*** Block opens ***

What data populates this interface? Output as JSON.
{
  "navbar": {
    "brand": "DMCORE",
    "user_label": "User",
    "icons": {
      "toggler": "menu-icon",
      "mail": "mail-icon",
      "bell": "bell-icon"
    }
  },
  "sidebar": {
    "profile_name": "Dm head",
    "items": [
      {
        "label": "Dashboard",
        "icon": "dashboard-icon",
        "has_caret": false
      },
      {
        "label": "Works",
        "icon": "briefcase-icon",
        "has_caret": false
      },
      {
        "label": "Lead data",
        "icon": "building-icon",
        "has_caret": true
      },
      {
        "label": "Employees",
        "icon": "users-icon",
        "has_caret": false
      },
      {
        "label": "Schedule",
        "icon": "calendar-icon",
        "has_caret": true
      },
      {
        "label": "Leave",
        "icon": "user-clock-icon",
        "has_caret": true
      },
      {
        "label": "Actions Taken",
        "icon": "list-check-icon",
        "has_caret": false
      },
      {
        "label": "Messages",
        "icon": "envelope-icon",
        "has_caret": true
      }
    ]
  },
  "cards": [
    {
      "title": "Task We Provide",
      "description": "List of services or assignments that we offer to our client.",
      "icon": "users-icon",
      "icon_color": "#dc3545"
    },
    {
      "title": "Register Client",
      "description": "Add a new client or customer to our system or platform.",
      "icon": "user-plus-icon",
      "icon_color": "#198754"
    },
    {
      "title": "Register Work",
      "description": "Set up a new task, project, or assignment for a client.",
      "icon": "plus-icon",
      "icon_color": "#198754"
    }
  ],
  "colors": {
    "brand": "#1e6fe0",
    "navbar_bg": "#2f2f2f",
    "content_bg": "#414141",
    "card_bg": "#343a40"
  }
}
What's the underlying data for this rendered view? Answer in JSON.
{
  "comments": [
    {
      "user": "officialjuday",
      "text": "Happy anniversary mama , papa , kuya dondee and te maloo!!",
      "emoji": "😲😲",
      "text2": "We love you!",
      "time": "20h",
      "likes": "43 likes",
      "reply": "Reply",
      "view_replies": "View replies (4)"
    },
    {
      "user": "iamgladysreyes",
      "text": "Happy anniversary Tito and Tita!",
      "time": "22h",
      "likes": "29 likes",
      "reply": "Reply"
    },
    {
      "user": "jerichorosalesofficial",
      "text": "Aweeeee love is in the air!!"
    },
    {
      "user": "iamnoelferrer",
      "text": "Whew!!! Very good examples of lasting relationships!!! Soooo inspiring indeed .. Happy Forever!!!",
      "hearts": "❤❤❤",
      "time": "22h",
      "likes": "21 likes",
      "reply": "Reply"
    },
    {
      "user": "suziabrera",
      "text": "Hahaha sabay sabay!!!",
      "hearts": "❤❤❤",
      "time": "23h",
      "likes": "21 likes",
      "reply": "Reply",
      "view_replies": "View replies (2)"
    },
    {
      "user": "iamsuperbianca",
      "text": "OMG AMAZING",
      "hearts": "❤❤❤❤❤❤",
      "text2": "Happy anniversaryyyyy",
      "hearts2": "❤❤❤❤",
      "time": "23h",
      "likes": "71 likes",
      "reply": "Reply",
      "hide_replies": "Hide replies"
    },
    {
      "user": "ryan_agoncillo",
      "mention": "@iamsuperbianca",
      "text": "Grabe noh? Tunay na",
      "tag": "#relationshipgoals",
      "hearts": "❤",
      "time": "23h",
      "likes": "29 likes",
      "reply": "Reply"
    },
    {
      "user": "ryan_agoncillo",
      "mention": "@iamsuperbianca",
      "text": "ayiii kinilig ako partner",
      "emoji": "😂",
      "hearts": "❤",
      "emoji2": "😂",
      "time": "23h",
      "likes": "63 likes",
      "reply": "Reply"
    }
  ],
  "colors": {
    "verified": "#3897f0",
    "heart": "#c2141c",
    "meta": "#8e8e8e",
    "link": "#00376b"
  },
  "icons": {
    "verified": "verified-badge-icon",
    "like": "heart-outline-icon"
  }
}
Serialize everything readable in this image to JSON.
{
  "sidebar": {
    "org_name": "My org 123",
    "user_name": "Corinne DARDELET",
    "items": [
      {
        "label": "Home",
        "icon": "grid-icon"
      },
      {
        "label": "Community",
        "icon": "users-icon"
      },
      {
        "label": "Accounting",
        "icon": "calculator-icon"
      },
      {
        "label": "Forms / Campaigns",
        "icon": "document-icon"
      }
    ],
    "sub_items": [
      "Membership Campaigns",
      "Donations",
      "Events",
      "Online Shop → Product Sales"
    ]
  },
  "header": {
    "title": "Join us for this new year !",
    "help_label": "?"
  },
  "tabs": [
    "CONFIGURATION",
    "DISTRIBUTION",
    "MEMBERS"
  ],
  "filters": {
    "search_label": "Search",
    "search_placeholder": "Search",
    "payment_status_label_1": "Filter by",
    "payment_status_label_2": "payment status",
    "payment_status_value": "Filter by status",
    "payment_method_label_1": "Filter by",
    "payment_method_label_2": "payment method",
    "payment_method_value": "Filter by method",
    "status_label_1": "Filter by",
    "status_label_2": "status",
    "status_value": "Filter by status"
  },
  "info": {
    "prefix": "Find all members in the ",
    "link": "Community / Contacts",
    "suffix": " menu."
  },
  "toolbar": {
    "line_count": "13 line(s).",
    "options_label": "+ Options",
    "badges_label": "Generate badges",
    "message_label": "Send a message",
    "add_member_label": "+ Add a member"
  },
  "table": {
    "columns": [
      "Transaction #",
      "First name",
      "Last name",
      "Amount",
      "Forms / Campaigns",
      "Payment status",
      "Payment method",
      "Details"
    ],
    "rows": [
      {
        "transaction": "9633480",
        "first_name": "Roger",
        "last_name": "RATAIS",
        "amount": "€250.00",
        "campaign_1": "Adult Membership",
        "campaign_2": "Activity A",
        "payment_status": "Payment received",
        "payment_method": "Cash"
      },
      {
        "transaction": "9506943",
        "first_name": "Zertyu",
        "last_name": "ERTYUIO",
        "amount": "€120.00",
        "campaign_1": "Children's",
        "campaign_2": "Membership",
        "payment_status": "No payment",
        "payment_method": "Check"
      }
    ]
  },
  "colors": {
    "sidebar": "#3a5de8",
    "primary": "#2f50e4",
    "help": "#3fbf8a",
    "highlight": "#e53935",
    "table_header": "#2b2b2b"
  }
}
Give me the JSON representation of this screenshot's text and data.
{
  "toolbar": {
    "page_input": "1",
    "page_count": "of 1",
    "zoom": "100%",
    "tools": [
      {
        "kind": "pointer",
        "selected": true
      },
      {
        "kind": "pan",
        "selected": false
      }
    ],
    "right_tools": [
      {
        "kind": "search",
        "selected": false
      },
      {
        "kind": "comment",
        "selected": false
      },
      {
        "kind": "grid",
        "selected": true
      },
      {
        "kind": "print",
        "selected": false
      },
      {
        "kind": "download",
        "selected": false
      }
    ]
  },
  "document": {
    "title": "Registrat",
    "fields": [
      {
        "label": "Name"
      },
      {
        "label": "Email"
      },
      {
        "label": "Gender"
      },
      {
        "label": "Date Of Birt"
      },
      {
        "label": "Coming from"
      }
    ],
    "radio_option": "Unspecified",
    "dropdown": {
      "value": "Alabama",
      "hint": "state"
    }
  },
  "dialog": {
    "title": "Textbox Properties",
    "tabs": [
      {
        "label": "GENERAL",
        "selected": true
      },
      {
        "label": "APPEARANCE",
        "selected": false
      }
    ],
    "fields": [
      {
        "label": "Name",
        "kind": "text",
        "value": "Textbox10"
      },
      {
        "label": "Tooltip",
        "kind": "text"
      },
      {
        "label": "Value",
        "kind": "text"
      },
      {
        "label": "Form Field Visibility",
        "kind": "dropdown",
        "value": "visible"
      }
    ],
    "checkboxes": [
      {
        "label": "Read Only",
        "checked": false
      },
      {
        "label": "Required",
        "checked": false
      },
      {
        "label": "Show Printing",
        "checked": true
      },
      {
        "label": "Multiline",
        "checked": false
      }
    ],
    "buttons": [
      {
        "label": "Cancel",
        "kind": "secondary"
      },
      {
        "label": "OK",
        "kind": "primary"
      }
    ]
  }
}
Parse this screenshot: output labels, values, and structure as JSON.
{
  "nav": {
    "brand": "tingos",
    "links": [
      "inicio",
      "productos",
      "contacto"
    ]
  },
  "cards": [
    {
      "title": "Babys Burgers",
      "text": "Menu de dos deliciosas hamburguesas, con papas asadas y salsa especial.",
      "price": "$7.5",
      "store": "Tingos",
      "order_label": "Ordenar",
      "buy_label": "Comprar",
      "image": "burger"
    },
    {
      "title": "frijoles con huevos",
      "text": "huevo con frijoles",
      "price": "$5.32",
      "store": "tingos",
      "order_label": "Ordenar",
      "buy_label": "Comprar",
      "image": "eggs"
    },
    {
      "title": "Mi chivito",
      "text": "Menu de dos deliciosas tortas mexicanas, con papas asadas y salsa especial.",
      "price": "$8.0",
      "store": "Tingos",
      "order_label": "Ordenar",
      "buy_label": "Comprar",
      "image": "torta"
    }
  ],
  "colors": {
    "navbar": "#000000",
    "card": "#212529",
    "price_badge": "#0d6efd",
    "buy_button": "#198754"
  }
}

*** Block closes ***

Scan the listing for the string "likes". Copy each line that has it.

      "likes": "43 likes",
      "likes": "29 likes",
      "likes": "21 likes",
      "likes": "21 likes",
      "likes": "71 likes",
      "likes": "29 likes",
      "likes": "63 likes",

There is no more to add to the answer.